The urban population accounts for 76% of the total world population and it is expected to increase to 4 billion people by 2030. (UN-Habitat 2012).
More and more towns are now getting converted into cities. This phenomenon of urbanization has brought with it enormous challenges manifested in the acute shortage of housing resulting to expansion of urban slums and informal settlements, unplanned urban sprawl, environmental pollution, deterioration, deficiencies in modern basic facilities, and general urban decay. (Aluko, 2010).Yet governments’ effort to provide affordable housing to the urban poor has remain a dream to be actualized.Urbanization has greatly affected the demand and supply of affordable housing particularly to the poor urban who are forced to look for alternative housing in slums and informal settlement in Kenya.
For instance, 150,000 units of houses are demanded yearly and only 30,000 units of houses are built by both private and public sector yearly and deficit of 120,000 units needed yearly. (UN-habitat 2015) Despite numerous efforts from non-governmental organizations and recent governmental activities, the trend is yet to be reversed.Affordability of housing can be argued from two tenure perspective; Home ownership policy and tenant occupant policy. Home ownership policy has been give more priority than tenant occupant policy or in some country totally ignored, this can be evidenced from the definition of affordable housing by many authors. According to Bramley, (1994); Ludwig et al, (2002). Argues that housing affordability can be determined by financing cost, income and house price. It is noted by Sheuya, (2007) that adequate housing finance will determine affordability of housing, because it can help to produce the essential components of housing namely: land, on-site and off-site infrastructure, building materials, as well as offsetting construction costs.
Affordability is also perceived as related to incomes, housing costs, housing availability, employment, maintenance of the existing affordable housing stock, and patterns of new construction. Housing co-operative as third sector in provision of affordable housing has been classified into three main types of co-operative namely; full equity, limited equity and non-equity, the first two correspond to owner-occupation and last correspond to renting. In a full equity co-operative, members purchases a share equal to the value of a unit of house which give him a right for occupancy .
When they leave, they can sell their share at market value. Limited-equity co-operatives that attempts a compromise between affordability and increase in market value, when they leave, members receives payment based on formula to revalue the original share and lastly non-equity co-operative, members are allocated homes on the need basis after paying a nominal amount for a membership share, when they leave they only get their nominal share back. (Birchall, 2009)Housing co-operative also have three main tenure model. Limited housing co-operatives, acquire land and subdivide the land to the members. Multiple mortgage housing members owns individual units and land but common areas are owned and maintained by co-operative; continuing housing co-operatives-co-operative owns land, houses and common areas but members hold equal shares for all assets. (UNCHS, 1999), generally, housing co-operatives in Kenya can be described as limited housing cooperatives since co-operative members acquire dwellings in freehold ownership status after completion.Housing co-operative has been historically, still remains the preferred choice for provision of affordable housing for majority of low income household globally. Housing co-operative have been undergoing many transformation but still their role of providing affordable housing has not changed.

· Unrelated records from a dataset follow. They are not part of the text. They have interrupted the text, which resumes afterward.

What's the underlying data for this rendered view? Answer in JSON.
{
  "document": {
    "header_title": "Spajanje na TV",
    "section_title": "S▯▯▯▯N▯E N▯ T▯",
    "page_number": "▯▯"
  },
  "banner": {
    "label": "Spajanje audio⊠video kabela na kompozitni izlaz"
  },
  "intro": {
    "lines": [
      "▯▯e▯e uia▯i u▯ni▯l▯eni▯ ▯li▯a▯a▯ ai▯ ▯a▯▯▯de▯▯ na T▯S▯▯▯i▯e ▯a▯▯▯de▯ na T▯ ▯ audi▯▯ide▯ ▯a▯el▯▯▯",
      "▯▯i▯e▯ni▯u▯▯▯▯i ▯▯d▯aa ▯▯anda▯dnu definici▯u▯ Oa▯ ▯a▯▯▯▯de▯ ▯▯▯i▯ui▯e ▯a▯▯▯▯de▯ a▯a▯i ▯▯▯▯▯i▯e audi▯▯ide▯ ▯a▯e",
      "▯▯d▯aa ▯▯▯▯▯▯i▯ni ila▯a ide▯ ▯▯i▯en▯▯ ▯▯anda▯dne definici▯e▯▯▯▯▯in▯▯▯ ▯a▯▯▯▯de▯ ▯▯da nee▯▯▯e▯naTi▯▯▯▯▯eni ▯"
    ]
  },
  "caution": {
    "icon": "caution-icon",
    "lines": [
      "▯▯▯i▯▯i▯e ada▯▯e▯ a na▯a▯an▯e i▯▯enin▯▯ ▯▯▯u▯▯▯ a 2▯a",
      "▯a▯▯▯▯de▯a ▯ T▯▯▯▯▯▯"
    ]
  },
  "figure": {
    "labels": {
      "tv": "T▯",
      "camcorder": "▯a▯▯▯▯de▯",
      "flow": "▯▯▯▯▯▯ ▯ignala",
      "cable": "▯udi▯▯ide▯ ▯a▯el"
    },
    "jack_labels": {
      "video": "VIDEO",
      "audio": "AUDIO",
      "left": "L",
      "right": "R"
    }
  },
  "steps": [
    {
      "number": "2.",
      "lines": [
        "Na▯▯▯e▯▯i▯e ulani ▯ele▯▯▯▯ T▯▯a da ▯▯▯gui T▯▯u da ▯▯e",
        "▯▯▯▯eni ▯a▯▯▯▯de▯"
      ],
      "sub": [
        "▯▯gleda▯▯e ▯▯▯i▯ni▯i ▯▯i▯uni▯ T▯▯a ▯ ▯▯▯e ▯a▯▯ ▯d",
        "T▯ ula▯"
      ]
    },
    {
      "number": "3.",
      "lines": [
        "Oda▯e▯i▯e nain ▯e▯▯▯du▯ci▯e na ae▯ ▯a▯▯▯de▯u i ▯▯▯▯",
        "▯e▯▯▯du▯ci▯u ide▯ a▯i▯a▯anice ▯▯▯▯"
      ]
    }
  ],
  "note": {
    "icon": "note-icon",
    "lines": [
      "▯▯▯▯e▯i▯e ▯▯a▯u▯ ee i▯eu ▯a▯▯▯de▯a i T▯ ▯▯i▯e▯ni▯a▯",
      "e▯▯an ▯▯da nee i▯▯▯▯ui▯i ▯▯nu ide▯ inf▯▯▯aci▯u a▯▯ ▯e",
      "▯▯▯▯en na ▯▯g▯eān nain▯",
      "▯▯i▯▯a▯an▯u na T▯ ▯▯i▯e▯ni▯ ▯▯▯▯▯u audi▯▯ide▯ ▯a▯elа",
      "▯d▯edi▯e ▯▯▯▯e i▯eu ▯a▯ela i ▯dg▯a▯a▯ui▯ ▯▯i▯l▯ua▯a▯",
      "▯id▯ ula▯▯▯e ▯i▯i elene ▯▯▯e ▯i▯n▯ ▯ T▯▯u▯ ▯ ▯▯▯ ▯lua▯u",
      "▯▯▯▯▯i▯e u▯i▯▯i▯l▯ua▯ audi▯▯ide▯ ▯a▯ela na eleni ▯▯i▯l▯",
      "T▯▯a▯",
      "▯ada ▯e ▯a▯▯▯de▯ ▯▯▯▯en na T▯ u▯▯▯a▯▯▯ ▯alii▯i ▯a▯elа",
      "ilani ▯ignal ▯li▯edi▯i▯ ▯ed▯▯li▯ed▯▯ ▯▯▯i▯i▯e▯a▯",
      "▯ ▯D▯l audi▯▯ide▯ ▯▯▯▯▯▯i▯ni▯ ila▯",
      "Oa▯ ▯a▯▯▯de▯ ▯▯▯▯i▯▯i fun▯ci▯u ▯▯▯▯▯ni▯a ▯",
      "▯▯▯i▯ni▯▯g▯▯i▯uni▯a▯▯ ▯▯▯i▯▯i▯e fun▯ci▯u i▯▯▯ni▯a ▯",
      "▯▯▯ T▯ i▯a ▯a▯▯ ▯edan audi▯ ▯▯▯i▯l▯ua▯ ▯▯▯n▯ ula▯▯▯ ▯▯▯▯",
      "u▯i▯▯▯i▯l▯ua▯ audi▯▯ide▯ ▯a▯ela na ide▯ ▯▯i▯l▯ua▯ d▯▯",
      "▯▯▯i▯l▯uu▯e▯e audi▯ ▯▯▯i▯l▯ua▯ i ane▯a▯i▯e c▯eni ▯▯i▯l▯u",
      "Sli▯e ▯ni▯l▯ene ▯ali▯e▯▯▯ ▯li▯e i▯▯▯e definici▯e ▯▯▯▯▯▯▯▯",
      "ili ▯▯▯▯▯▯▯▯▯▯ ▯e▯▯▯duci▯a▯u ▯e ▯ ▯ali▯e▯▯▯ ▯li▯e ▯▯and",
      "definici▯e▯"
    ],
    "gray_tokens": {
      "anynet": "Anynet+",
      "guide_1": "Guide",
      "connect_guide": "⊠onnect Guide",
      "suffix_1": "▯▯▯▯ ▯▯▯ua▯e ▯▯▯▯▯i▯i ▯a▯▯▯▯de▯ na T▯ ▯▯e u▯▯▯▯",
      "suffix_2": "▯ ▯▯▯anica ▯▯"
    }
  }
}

. In Estonia, housing co-operatives manage 60% of the country’s housing stock, while in Poland housing co-operatives own 20%, and in Sweden and Norway about 18% of the total housing stock and Switzerland 5% of the stock. In contrast, co-operative housing accounts for less than 1% of all homes in the UK, Canada and the United States (Moreau and Pittini 2012).
Housing co-operatives in Kenya has been referred as hybrid housing co-operative, members are able to get all the housing needs from the same co-operative for instance, acquisition of land, construction of a building and financing ‘one stop shelter shop” (Sally et al, 2007) Housing co-operative model popular in Kenya is limited equity co-operative whereby co-operative acquire and build affordable housing after completion members are handle in all the documents of ownership.According to DTZ New Zealand (2004) identified the factors affecting affordability of housing from different literature. The factors are interrelated. First, wealth, interest rates, house price and rent are key determinant of Mortgage finance and rent payments .Second, lab our market conditions directly affect people’s incomes, particularly, their certainty of future income streams.
Third, changes in demand for housing is also affected by house prices and interest rates.Recent changes in Economy Policy has led to deregulation and liberalization, creating new opportunities and challenges for housing co-operatives particularly on governance issues. It will demand for strong accountability and control of housing co-operative boards and management not only to state bodies, but also to other stakeholders. (Mullins et al. 2012) Lastly urbanization in Kenya has caused various challenges which affects the economic, social and environmental developments of urban areas. This rapid urbanization demands supply of housing to solve housing affordability problems of the urban dwellers in general and in particular the urban poor. Housing provision is one of the major problems caused by high rate of urbanization.